Top of Supplied records

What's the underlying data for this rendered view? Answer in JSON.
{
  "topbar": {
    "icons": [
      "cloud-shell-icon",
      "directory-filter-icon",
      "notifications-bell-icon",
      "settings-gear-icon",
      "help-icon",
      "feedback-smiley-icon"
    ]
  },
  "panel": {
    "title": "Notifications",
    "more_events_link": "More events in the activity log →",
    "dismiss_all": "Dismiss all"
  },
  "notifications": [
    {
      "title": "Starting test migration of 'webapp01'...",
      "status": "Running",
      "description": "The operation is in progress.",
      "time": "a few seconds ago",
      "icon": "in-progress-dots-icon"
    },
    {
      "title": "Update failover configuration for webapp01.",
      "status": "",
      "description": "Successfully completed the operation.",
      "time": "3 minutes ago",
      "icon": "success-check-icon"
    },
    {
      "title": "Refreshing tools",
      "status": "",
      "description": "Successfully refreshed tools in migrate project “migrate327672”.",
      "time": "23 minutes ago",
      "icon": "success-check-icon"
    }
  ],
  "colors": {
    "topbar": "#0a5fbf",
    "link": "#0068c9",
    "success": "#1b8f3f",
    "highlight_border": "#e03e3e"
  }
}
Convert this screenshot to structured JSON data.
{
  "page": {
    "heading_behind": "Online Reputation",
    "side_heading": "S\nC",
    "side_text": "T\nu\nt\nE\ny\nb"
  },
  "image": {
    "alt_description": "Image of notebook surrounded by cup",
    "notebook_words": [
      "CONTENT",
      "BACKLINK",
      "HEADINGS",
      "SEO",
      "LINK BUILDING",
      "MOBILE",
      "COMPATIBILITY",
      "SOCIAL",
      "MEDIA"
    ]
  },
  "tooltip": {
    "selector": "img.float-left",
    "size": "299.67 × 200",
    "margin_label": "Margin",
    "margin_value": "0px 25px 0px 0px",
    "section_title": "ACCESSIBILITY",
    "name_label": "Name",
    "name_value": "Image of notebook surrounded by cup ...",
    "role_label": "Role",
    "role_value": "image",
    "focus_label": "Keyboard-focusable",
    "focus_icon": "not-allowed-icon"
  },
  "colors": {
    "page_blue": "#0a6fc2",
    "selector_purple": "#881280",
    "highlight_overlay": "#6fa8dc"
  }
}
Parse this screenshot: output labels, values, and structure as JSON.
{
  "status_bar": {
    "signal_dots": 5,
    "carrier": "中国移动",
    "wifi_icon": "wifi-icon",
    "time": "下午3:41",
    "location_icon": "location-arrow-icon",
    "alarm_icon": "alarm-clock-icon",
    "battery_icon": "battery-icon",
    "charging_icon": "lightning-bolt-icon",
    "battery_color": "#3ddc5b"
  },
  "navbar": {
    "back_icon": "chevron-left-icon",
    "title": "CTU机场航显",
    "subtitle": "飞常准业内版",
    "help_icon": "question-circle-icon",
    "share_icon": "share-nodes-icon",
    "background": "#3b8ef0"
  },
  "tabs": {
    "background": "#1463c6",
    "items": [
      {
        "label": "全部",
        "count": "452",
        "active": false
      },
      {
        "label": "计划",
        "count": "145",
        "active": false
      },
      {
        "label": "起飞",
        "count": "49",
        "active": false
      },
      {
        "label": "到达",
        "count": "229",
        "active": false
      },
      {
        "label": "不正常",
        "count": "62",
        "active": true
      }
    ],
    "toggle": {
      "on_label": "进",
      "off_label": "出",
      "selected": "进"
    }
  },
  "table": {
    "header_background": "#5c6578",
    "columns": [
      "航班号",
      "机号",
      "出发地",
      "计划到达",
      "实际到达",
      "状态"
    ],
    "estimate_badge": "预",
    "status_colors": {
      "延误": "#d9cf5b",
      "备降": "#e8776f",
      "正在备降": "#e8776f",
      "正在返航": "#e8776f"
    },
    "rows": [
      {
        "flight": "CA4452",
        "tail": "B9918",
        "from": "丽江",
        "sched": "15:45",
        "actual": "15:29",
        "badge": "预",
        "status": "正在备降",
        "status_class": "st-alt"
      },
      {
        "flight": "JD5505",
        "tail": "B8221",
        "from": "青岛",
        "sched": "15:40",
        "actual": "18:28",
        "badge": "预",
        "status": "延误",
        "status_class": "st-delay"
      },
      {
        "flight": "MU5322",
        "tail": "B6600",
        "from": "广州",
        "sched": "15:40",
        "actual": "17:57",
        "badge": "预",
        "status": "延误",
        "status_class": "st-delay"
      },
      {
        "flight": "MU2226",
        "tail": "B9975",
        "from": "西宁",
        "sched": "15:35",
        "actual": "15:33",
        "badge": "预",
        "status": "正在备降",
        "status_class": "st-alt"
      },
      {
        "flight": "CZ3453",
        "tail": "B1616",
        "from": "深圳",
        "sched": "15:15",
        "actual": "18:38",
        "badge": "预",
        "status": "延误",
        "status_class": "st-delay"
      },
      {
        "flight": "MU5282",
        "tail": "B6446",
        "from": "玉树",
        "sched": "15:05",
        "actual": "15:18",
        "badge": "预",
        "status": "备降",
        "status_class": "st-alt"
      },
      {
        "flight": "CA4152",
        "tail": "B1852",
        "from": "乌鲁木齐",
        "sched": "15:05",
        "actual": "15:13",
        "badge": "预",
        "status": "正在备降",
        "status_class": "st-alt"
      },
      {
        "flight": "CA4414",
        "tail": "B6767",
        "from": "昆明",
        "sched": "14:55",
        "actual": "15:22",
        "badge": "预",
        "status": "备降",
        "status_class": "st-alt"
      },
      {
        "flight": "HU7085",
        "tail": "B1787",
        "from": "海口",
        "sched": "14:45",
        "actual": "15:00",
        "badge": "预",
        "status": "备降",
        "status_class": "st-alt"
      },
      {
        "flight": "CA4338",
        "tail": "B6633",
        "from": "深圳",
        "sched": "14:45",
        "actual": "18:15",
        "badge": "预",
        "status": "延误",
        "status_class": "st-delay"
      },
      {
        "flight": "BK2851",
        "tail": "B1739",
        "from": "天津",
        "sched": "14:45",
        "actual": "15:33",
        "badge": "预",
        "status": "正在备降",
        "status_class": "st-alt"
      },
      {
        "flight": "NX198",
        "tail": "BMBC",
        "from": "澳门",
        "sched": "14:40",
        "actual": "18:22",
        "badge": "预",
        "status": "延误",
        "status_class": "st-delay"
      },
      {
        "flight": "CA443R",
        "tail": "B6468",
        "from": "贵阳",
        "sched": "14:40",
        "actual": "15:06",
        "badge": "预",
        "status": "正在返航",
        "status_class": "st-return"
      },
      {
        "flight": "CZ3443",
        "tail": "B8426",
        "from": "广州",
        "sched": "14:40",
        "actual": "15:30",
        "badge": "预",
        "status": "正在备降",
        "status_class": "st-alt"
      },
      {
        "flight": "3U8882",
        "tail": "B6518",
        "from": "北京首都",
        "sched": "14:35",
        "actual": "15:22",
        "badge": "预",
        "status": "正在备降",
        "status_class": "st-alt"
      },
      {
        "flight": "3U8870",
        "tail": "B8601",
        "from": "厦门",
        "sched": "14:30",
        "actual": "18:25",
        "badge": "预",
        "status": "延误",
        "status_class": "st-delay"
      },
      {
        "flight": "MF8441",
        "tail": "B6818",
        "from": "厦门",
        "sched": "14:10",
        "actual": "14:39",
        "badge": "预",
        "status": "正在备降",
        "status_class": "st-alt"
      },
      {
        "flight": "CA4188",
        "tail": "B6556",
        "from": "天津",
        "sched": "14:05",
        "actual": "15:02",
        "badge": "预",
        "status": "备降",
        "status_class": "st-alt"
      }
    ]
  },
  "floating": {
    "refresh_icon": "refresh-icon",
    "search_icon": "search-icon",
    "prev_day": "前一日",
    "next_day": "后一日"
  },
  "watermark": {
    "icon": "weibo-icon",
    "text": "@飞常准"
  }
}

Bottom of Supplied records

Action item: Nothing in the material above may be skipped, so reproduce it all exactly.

Exercise response:
What's the underlying data for this rendered view? Answer in JSON.
{
  "topbar": {
    "icons": [
      "cloud-shell-icon",
      "directory-filter-icon",
      "notifications-bell-icon",
      "settings-gear-icon",
      "help-icon",
      "feedback-smiley-icon"
    ]
  },
  "panel": {
    "title": "Notifications",
    "more_events_link": "More events in the activity log →",
    "dismiss_all": "Dismiss all"
  },
  "notifications": [
    {
      "title": "Starting test migration of 'webapp01'...",
      "status": "Running",
      "description": "The operation is in progress.",
      "time": "a few seconds ago",
      "icon": "in-progress-dots-icon"
    },
    {
      "title": "Update failover configuration for webapp01.",
      "status": "",
      "description": "Successfully completed the operation.",
      "time": "3 minutes ago",
      "icon": "success-check-icon"
    },
    {
      "title": "Refreshing tools",
      "status": "",
      "description": "Successfully refreshed tools in migrate project “migrate327672”.",
      "time": "23 minutes ago",
      "icon": "success-check-icon"
    }
  ],
  "colors": {
    "topbar": "#0a5fbf",
    "link": "#0068c9",
    "success": "#1b8f3f",
    "highlight_border": "#e03e3e"
  }
}
Convert this screenshot to structured JSON data.
{
  "page": {
    "heading_behind": "Online Reputation",
    "side_heading": "S\nC",
    "side_text": "T\nu\nt\nE\ny\nb"
  },
  "image": {
    "alt_description": "Image of notebook surrounded by cup",
    "notebook_words": [
      "CONTENT",
      "BACKLINK",
      "HEADINGS",
      "SEO",
      "LINK BUILDING",
      "MOBILE",
      "COMPATIBILITY",
      "SOCIAL",
      "MEDIA"
    ]
  },
  "tooltip": {
    "selector": "img.float-left",
    "size": "299.67 × 200",
    "margin_label": "Margin",
    "margin_value": "0px 25px 0px 0px",
    "section_title": "ACCESSIBILITY",
    "name_label": "Name",
    "name_value": "Image of notebook surrounded by cup ...",
    "role_label": "Role",
    "role_value": "image",
    "focus_label": "Keyboard-focusable",
    "focus_icon": "not-allowed-icon"
  },
  "colors": {
    "page_blue": "#0a6fc2",
    "selector_purple": "#881280",
    "highlight_overlay": "#6fa8dc"
  }
}
Parse this screenshot: output labels, values, and structure as JSON.
{
  "status_bar": {
    "signal_dots": 5,
    "carrier": "中国移动",
    "wifi_icon": "wifi-icon",
    "time": "下午3:41",
    "location_icon": "location-arrow-icon",
    "alarm_icon": "alarm-clock-icon",
    "battery_icon": "battery-icon",
    "charging_icon": "lightning-bolt-icon",
    "battery_color": "#3ddc5b"
  },
  "navbar": {
    "back_icon": "chevron-left-icon",
    "title": "CTU机场航显",
    "subtitle": "飞常准业内版",
    "help_icon": "question-circle-icon",
    "share_icon": "share-nodes-icon",
    "background": "#3b8ef0"
  },
  "tabs": {
    "background": "#1463c6",
    "items": [
      {
        "label": "全部",
        "count": "452",
        "active": false
      },
      {
        "label": "计划",
        "count": "145",
        "active": false
      },
      {
        "label": "起飞",
        "count": "49",
        "active": false
      },
      {
        "label": "到达",
        "count": "229",
        "active": false
      },
      {
        "label": "不正常",
        "count": "62",
        "active": true
      }
    ],
    "toggle": {
      "on_label": "进",
      "off_label": "出",
      "selected": "进"
    }
  },
  "table": {
    "header_background": "#5c6578",
    "columns": [
      "航班号",
      "机号",
      "出发地",
      "计划到达",
      "实际到达",
      "状态"
    ],
    "estimate_badge": "预",
    "status_colors": {
      "延误": "#d9cf5b",
      "备降": "#e8776f",
      "正在备降": "#e8776f",
      "正在返航": "#e8776f"
    },
    "rows": [
      {
        "flight": "CA4452",
        "tail": "B9918",
        "from": "丽江",
        "sched": "15:45",
        "actual": "15:29",
        "badge": "预",
        "status": "正在备降",
        "status_class": "st-alt"
      },
      {
        "flight": "JD5505",
        "tail": "B8221",
        "from": "青岛",
        "sched": "15:40",
        "actual": "18:28",
        "badge": "预",
        "status": "延误",
        "status_class": "st-delay"
      },
      {
        "flight": "MU5322",
        "tail": "B6600",
        "from": "广州",
        "sched": "15:40",
        "actual": "17:57",
        "badge": "预",
        "status": "延误",
        "status_class": "st-delay"
      },
      {
        "flight": "MU2226",
        "tail": "B9975",
        "from": "西宁",
        "sched": "15:35",
        "actual": "15:33",
        "badge": "预",
        "status": "正在备降",
        "status_class": "st-alt"
      },
      {
        "flight": "CZ3453",
        "tail": "B1616",
        "from": "深圳",
        "sched": "15:15",
        "actual": "18:38",
        "badge": "预",
        "status": "延误",
        "status_class": "st-delay"
      },
      {
        "flight": "MU5282",
        "tail": "B6446",
        "from": "玉树",
        "sched": "15:05",
        "actual": "15:18",
        "badge": "预",
        "status": "备降",
        "status_class": "st-alt"
      },
      {
        "flight": "CA4152",
        "tail": "B1852",
        "from": "乌鲁木齐",
        "sched": "15:05",
        "actual": "15:13",
        "badge": "预",
        "status": "正在备降",
        "status_class": "st-alt"
      },
      {
        "flight": "CA4414",
        "tail": "B6767",
        "from": "昆明",
        "sched": "14:55",
        "actual": "15:22",
        "badge": "预",
        "status": "备降",
        "status_class": "st-alt"
      },
      {
        "flight": "HU7085",
        "tail": "B1787",
        "from": "海口",
        "sched": "14:45",
        "actual": "15:00",
        "badge": "预",
        "status": "备降",
        "status_class": "st-alt"
      },
      {
        "flight": "CA4338",
        "tail": "B6633",
        "from": "深圳",
        "sched": "14:45",
        "actual": "18:15",
        "badge": "预",
        "status": "延误",
        "status_class": "st-delay"
      },
      {
        "flight": "BK2851",
        "tail": "B1739",
        "from": "天津",
        "sched": "14:45",
        "actual": "15:33",
        "badge": "预",
        "status": "正在备降",
        "status_class": "st-alt"
      },
      {
        "flight": "NX198",
        "tail": "BMBC",
        "from": "澳门",
        "sched": "14:40",
        "actual": "18:22",
        "badge": "预",
        "status": "延误",
        "status_class": "st-delay"
      },
      {
        "flight": "CA443R",
        "tail": "B6468",
        "from": "贵阳",
        "sched": "14:40",
        "actual": "15:06",
        "badge": "预",
        "status": "正在返航",
        "status_class": "st-return"
      },
      {
        "flight": "CZ3443",
        "tail": "B8426",
        "from": "广州",
        "sched": "14:40",
        "actual": "15:30",
        "badge": "预",
        "status": "正在备降",
        "status_class": "st-alt"
      },
      {
        "flight": "3U8882",
        "tail": "B6518",
        "from": "北京首都",
        "sched": "14:35",
        "actual": "15:22",
        "badge": "预",
        "status": "正在备降",
        "status_class": "st-alt"
      },
      {
        "flight": "3U8870",
        "tail": "B8601",
        "from": "厦门",
        "sched": "14:30",
        "actual": "18:25",
        "badge": "预",
        "status": "延误",
        "status_class": "st-delay"
      },
      {
        "flight": "MF8441",
        "tail": "B6818",
        "from": "厦门",
        "sched": "14:10",
        "actual": "14:39",
        "badge": "预",
        "status": "正在备降",
        "status_class": "st-alt"
      },
      {
        "flight": "CA4188",
        "tail": "B6556",
        "from": "天津",
        "sched": "14:05",
        "actual": "15:02",
        "badge": "预",
        "status": "备降",
        "status_class": "st-alt"
      }
    ]
  },
  "floating": {
    "refresh_icon": "refresh-icon",
    "search_icon": "search-icon",
    "prev_day": "前一日",
    "next_day": "后一日"
  },
  "watermark": {
    "icon": "weibo-icon",
    "text": "@飞常准"
  }
}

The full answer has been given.